Water filters are also reusable, as they can be cleaned and reused to filter fresh water. This is especially beneficial if you live in an area prone to natural disasters or other emergencies.
Portable filters are lightweight and compact, offering options for straws, pumps, and UV methods. They can easily be carried in a backpack, pack, or bugout bag; some models even feature extra space to accommodate additional filters as needed.
Filters come in three primary forms: membranes, filtration bottles and gravity systems. Membranes trap contaminants inside porous materials like hollow fiber or survival water filters also use a carbon pre-filter to eliminate chemicals.
Membrane filters are effective at eliminating heavy metals like lead and iron from water, but cannot remove chemical pollutants like pesticides or benzene. Activated charcoal is a good alternative as it absorbs these toxins and reduces their levels in the solution.
Selecting the ideal water filter can seem like a daunting task, but it’s essential to find one that meets your requirements. There are a few factors to consider such as cost, purity and the source of your drinking water.
Water is one of the most essential resources you’ll need in a survival situation. It gives you the capacity to cook, bathe, and most importantly, quench your thirst. Without clean, potable water, you won’t last very long. Whether hiking through wilderness terrain, camping on top of a mountain peak, or trapped at home due to natural disasters – without it your life will drastically change for the worse.

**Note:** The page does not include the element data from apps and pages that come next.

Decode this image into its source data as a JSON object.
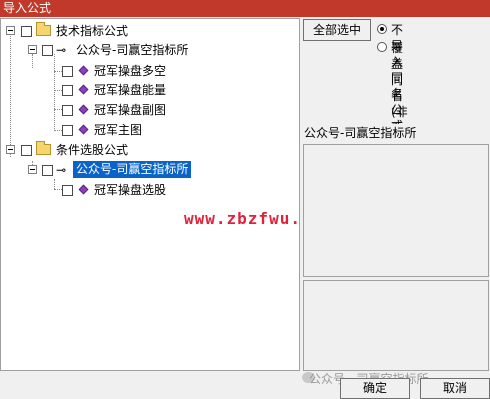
{
  "window": {
    "title": "导入公式"
  },
  "tree": {
    "groups": [
      {
        "label": "技术指标公式",
        "children": [
          {
            "label": "公众号-司赢空指标所",
            "items": [
              "冠军操盘多空",
              "冠军操盘能量",
              "冠军操盘副图",
              "冠军主图"
            ]
          }
        ]
      },
      {
        "label": "条件选股公式",
        "children": [
          {
            "label": "公众号-司赢空指标所",
            "items": [
              "冠军操盘选股"
            ]
          }
        ]
      }
    ]
  },
  "watermark": "www.zbzfwu.com",
  "options": {
    "select_all_label": "全部选中",
    "radios": [
      {
        "label": "不导入同名公式",
        "checked": true
      },
      {
        "label": "覆盖同名(非系统)",
        "checked": false
      }
    ]
  },
  "info": {
    "name": "公众号-司赢空指标所"
  },
  "footer": {
    "watermark": "公众号 · 司赢空指标所",
    "ok_label": "确定",
    "cancel_label": "取消"
  }
}
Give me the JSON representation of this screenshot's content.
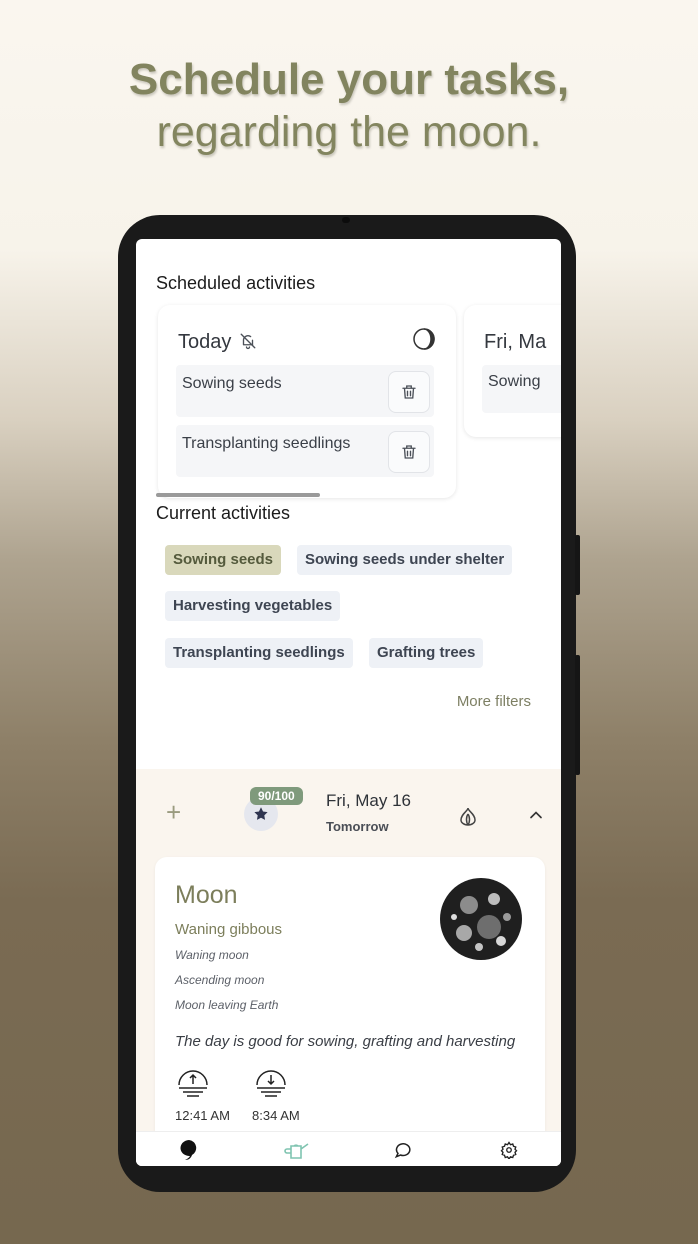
{
  "headline": {
    "line1": "Schedule your tasks,",
    "line2": "regarding the moon."
  },
  "scheduled": {
    "title": "Scheduled activities",
    "today": {
      "label": "Today",
      "tasks": [
        "Sowing seeds",
        "Transplanting seedlings"
      ]
    },
    "next": {
      "label": "Fri, Ma",
      "task": "Sowing"
    }
  },
  "current": {
    "title": "Current activities",
    "chips": [
      "Sowing seeds",
      "Sowing seeds under shelter",
      "Harvesting vegetables",
      "Transplanting seedlings",
      "Grafting trees"
    ],
    "active_chip": "Sowing seeds",
    "more_filters": "More filters"
  },
  "day": {
    "score": "90/100",
    "date": "Fri, May 16",
    "relative": "Tomorrow"
  },
  "moon": {
    "title": "Moon",
    "phase": "Waning gibbous",
    "details": [
      "Waning moon",
      "Ascending moon",
      "Moon leaving Earth"
    ],
    "advice": "The day is good for sowing, grafting and harvesting",
    "rise_time": "12:41 AM",
    "set_time": "8:34 AM"
  },
  "colors": {
    "accent": "#82845f",
    "chip_active": "#d9d8bb",
    "badge": "#7f9a7c"
  },
  "nav": {
    "items": [
      "moon-icon",
      "watering-can-icon",
      "chat-icon",
      "gear-icon"
    ]
  }
}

Maintain your survival water filter regularly. Some require a flushing cycle after every use, while others just require brushing to prevent clogging. Furthermore, check for any signs of deterioration; hollow-tube filters in particular are vulnerable to freezing so make sure there’s no water inside during subzero temperatures.